Best time to visit: Summer
Recommended Hikes: Lassen Peak, the Cinder Cone, Bumpass Hell, Manzanita Lake
Ideal For: Hiking, Backpacking, Camping, Fishing, Mountain-Climbing, Auto-Touring
Where to stay: Campgrounds in the park
Lassen is a landscape of volcanic features with peaks, hot springs, and crags. It is open year around, but heavy snowfall closes most of the park for the winter half of the year. Visiting in summer allows access to Lassen Peak and the more remote sections of the park that require travel on dirt roads.
Must See Attractions:
the Cinder Cone - This is my favorite feature of Lassen. Its a giant pile of loose volcanic gravel that piled up over months of continuous eruptions, some 350 years ago. It's located on the north-east side of the park, and is accessible via a dirt road into the park from Highway 44. There is a steep and exhausting hiking path that goes to the top of the cone and around its central crater, with views of Lassen Peak in the distance. Read more in the hiking section below.
Lassen Peak - The highest point on the park road is right next to Lassen Peak, allowing visitors to get close to it and even hike it if they are able. There are two picturesque lakes at is base to enjoy as well. Snow lasts well into summer on the peak.
Bumpass Hell - Lassen has a number of thermal features, mostly located on the south side of the park. Bumpass Hell is one of the larger thermal areas that can be accessed via hiking route. The hike is about 3 miles roundtrip, but it is closed when there is snow on the ground, which can last well into summer. Read more about the hike here.
Manzanita Lake - A big lake with a great view of Lassen Peak, Manzanita is located just inside the parks north west entrance. There is a great hiking path around the lake, and you can rent kayaks, canoes, and paddle boards at the Manzanita Camp Store. Motorless boats are allowed on Manzanita Lake as well.
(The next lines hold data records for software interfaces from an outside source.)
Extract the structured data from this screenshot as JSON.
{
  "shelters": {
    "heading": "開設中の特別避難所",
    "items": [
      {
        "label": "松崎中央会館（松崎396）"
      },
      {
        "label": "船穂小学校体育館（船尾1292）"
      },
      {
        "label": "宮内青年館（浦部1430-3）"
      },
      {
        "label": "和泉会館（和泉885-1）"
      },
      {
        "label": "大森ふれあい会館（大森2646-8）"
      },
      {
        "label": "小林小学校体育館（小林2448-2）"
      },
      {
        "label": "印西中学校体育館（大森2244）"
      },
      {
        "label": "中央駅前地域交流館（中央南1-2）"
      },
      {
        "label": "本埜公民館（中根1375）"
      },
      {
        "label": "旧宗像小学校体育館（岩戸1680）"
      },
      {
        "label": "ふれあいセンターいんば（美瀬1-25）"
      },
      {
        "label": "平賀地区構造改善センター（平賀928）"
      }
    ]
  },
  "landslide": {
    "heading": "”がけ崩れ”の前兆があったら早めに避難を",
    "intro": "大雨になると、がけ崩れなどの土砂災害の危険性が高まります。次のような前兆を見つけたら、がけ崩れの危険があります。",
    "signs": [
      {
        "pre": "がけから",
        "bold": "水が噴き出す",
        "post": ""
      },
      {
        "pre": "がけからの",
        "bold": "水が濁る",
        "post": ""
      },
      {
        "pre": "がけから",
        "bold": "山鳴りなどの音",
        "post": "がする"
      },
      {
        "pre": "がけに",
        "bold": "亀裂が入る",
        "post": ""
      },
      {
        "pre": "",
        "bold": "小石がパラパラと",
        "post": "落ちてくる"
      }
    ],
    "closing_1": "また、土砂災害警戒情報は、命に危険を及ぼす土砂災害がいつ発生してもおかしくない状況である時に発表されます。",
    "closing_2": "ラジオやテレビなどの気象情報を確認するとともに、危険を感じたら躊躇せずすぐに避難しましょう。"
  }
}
Lassen gets a ton of snow each year. While the park is open year around, the dirt roads and the peak are closed throughout the winter half of the year. The paved road which connects the parks west and south entrances is closed until mid-June each year (opening date varies).
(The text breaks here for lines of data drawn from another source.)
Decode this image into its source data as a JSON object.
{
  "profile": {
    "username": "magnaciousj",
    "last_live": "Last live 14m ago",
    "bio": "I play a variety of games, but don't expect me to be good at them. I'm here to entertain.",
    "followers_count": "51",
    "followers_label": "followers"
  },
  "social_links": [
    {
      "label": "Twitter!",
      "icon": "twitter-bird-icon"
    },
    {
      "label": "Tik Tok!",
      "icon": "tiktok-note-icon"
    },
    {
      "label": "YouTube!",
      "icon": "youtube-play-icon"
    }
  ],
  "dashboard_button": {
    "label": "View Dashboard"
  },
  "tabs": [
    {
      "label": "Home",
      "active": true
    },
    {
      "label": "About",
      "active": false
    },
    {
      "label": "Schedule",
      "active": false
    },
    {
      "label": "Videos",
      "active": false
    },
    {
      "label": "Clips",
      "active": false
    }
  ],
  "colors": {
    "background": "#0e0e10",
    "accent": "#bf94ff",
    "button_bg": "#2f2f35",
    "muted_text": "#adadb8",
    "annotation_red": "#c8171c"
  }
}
Only the western side of the park is accessible via paved road. In order to get to the Cinder Cone at the north-east side of the park and Juniper Lake at the south-east side, you will need to drive on well maintained dirt roads (open summer only).
Hot springs are dangerous - do not leave boardwalks when hiking near thermal features as the ground is sometimes thin and brittle and sits just above boiling hot water.
Drinking water is available at campgrounds and visitor centers. Bring your water bottle to fill up.
There is no shuttle service at Lassen Volcanic NP.
Where to Stay:
There are several campgrounds within the park - Manzanita Lake is the biggest and it can be reserved online in advance here. It also has cabins which can be reserved online here. Manzanita Lake has showers and a general store. Other campgrounds in the park are open summer only - see the park website here for more information.
Hotel options are very limited near the park, but there are more choices towards the city of Redding for visitors who are willing to drive to and from the park each day. Camping or staying in the cabins is the best option to reduce daily drive times.
Hiking in Lassen:
Cinder Cone - My favorite hike in the park because it's so unique. The Cinder Cone is about 700 feet tall, and the hike to it's peak is very steep by hiking path standards. It is made of lose volcanic gravel which makes climbing exhausting, similar to climbing on sand. The peak offers great views in all directions, including Lassen Peak. Read more about the hike here.
Lassen Peak - A good challenge for fit hikers, Lassen Peak can be summited during late summer with no technical skills or equipment required. The peak is an awesome endpoint with plenty of room to spread out and enjoy views of the park and nearby Mt Shasta on clear days. There is snow on the trail well into the summer, hiking poles and even crampons are useful for hiking on snow. Read more about the hike here.
Crag Lake - A sweet four mile round trip to the tiny green gem Crag Lake. The trailhead is near the Manzanita Lake turnoff. The lake can run dry in late summer/fall but it's a good hiking option in the spring and early summer when some of the other routes in the park are closed due to snow.
Manzanita Lake - An enjoyable and flat hike around one of the park's prettiest lakes. This can be extended to include nearby Reflection Lake as well and is a good option in all seasons.
Parts that I missed:
King's Creek - Hikes in this area lead to thermal features and King's Creek Falls. Best to visit in late summer as snow lingers in this area into July.
Juniper Lake area - Located on the remote south east side of the park, Juniper Lake is the biggest lake in the park. There looks to be numerous hiking routes in this area to nearby smaller lakes and thermal features. Motor boats are not allowed, but this is a popular place to kayak, canoe, and camp. This part of the park is closed during winter months.